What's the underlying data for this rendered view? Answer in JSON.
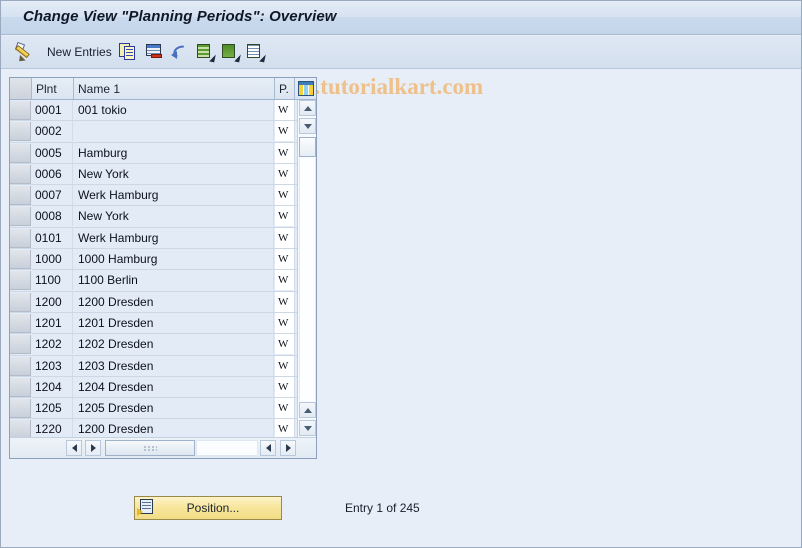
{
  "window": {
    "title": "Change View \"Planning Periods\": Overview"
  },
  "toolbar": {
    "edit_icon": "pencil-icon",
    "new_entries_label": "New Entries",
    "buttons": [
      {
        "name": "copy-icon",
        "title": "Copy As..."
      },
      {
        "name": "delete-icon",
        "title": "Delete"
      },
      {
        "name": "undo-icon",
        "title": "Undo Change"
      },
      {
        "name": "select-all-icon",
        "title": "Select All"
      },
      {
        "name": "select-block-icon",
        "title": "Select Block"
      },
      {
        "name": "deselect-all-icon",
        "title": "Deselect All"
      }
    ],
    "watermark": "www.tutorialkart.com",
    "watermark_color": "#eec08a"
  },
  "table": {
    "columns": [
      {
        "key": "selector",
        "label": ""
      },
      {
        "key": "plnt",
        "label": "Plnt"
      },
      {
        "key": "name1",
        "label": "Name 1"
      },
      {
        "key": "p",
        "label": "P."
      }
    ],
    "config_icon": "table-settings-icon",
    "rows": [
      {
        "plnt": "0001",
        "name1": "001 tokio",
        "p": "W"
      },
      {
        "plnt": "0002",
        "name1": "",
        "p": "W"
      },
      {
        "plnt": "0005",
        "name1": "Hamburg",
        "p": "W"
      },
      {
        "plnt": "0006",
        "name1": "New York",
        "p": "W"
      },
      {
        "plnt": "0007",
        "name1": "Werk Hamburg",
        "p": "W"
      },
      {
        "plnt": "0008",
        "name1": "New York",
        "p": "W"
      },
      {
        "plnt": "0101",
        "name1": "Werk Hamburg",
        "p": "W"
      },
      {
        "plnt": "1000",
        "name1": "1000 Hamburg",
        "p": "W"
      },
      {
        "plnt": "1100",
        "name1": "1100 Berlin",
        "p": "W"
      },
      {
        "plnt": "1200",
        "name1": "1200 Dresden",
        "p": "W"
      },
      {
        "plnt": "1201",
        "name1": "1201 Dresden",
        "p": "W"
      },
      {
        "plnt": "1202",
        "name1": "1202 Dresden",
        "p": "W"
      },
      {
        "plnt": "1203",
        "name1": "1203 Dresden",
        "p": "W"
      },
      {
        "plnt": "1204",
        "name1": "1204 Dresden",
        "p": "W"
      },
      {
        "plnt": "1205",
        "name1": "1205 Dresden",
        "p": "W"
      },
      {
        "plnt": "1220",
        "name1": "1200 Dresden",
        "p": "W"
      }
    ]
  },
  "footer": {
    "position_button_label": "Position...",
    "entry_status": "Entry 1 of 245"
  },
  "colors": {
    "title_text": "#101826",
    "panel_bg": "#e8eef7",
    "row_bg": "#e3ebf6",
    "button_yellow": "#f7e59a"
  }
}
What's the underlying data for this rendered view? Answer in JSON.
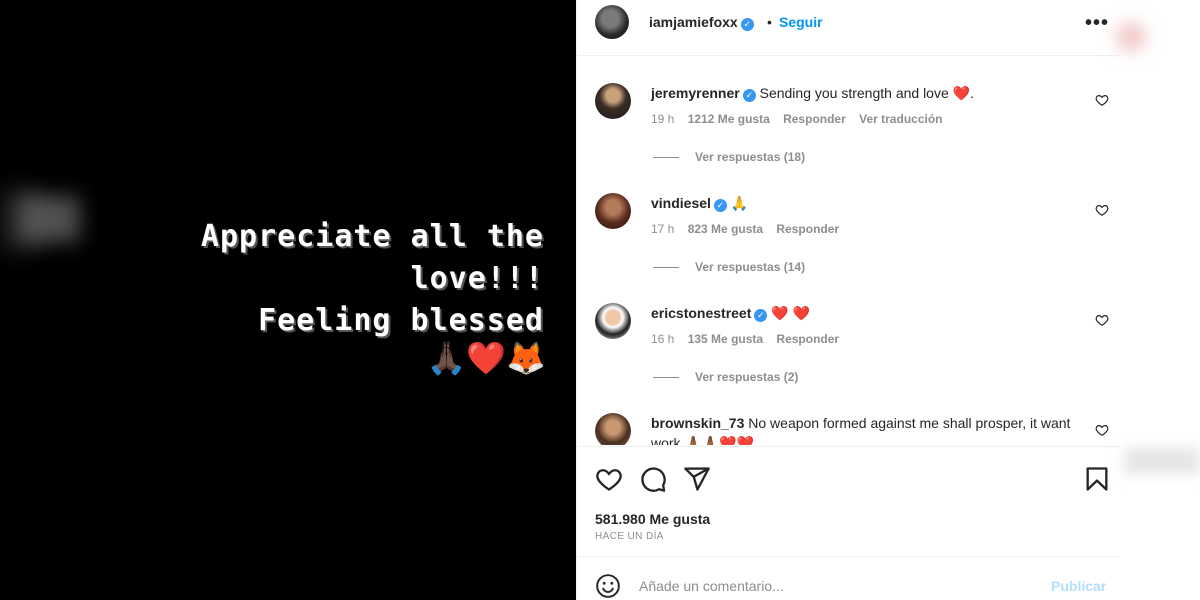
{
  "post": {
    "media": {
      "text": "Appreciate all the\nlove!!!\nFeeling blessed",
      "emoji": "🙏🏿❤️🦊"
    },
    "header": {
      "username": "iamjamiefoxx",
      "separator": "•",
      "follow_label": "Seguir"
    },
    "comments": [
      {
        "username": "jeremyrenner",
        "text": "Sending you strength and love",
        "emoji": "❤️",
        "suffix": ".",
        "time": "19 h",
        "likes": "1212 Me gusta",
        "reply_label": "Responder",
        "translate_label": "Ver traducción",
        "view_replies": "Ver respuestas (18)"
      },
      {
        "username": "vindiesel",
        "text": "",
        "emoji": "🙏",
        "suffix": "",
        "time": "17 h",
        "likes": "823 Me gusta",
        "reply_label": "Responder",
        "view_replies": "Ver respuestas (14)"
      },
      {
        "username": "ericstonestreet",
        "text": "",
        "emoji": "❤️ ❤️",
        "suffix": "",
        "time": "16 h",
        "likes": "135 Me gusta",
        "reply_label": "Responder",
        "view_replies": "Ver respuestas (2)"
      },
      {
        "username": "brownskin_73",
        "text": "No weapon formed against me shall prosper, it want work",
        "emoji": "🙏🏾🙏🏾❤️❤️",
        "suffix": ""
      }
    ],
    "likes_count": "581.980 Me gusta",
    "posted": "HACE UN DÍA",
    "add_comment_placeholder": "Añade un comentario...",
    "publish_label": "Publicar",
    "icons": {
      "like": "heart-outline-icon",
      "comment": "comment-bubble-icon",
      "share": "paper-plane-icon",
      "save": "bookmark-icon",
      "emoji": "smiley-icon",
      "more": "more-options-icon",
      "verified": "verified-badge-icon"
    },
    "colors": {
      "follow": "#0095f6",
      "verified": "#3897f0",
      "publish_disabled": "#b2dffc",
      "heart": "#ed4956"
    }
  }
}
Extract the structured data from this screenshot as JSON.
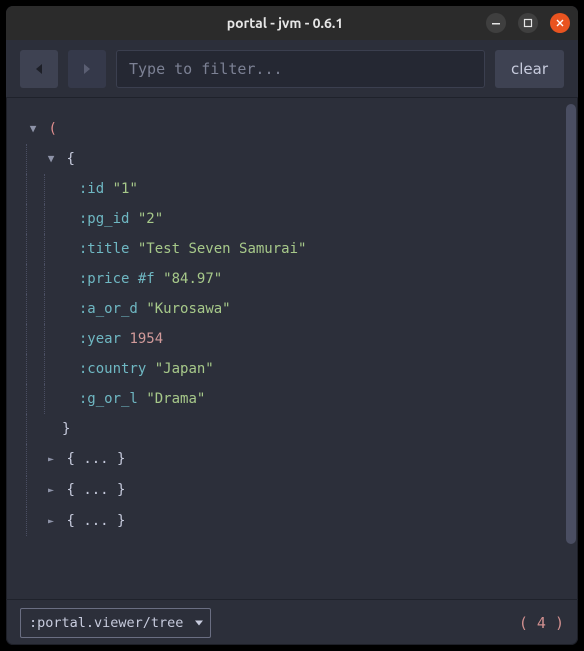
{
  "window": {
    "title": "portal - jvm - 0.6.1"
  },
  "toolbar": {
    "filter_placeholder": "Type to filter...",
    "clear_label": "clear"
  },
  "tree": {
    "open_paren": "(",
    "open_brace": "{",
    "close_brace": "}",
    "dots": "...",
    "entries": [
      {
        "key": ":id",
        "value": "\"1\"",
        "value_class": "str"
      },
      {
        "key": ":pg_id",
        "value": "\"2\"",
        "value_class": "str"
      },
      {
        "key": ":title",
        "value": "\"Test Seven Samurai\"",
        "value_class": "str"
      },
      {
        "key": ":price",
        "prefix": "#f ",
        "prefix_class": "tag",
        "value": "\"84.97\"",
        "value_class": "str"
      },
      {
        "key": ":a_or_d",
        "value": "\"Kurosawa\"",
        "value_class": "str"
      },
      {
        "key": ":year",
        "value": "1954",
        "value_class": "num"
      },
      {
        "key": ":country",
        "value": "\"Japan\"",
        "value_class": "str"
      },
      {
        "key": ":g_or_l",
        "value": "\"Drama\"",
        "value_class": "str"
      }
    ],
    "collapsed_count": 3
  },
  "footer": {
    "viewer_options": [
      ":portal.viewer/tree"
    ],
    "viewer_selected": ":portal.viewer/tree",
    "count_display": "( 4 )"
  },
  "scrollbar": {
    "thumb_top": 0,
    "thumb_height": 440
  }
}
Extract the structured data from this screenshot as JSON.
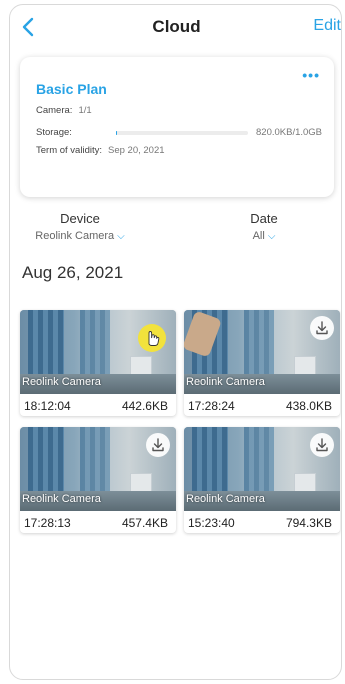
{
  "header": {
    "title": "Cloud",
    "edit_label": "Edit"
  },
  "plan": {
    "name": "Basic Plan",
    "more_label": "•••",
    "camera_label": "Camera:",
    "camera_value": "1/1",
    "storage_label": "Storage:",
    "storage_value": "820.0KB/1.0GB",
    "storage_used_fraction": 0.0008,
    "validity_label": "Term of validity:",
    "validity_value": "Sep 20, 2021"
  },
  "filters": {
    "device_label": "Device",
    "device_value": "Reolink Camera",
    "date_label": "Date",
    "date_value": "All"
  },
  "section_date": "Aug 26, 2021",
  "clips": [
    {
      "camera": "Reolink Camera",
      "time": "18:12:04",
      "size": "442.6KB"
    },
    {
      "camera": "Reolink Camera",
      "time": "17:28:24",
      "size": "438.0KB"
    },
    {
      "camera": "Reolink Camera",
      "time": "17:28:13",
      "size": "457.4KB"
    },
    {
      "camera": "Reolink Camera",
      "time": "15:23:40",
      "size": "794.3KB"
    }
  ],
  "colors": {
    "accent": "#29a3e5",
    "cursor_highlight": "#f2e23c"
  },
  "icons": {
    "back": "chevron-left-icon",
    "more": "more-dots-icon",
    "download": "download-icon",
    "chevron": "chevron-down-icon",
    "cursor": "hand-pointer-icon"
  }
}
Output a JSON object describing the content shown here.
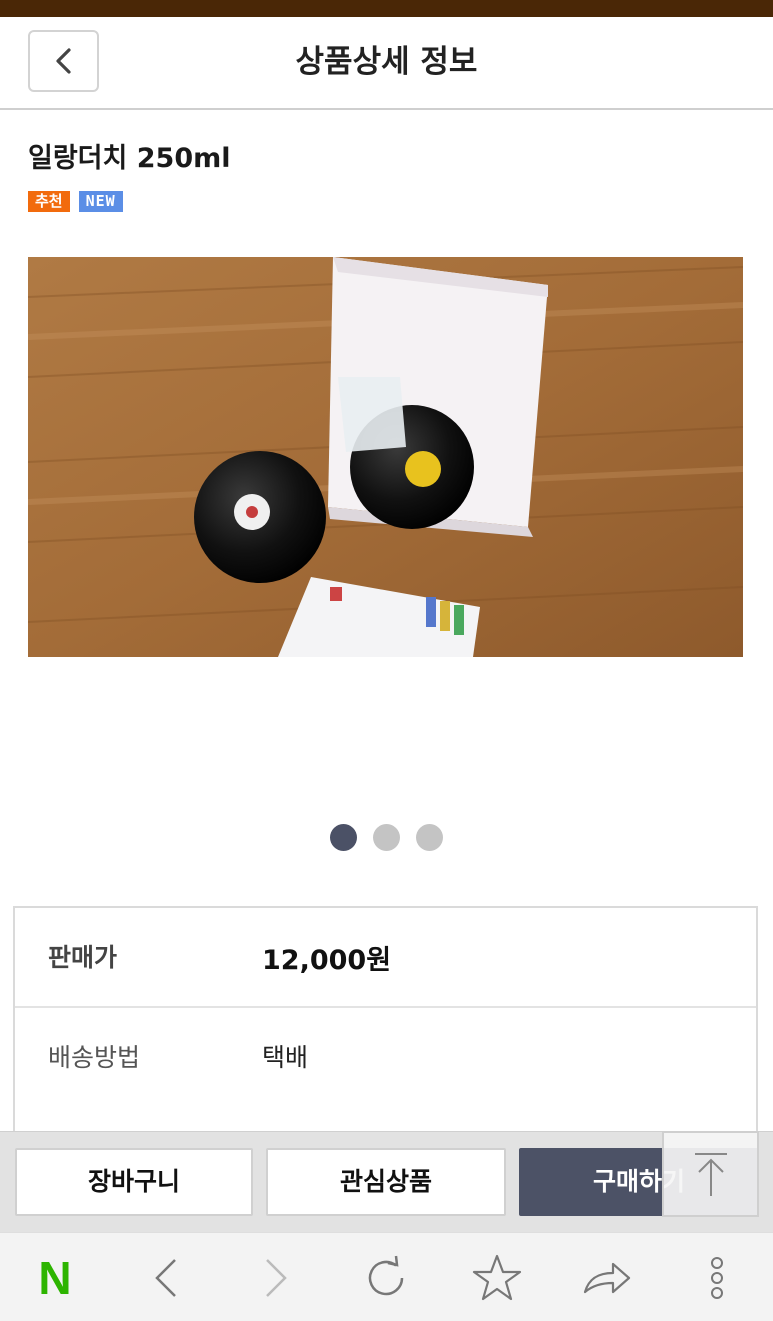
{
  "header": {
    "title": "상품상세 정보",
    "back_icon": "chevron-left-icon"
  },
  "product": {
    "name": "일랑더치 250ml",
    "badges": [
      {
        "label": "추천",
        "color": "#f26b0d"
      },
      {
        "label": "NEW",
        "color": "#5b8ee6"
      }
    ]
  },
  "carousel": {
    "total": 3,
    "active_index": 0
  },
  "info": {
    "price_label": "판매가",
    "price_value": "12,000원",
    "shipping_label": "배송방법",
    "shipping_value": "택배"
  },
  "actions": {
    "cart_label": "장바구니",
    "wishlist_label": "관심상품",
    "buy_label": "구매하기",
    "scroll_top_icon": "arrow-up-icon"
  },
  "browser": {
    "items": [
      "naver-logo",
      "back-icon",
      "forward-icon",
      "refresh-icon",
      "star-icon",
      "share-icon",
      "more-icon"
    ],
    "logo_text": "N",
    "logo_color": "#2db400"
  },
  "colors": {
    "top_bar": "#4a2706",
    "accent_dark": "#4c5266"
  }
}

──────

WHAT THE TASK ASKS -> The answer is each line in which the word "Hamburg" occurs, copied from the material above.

SOLUTION TO THE EXERCISE ->
        "name1": "Hamburg",
        "name1": "Werk Hamburg",
        "name1": "Werk Hamburg",
        "name1": "1000 Hamburg",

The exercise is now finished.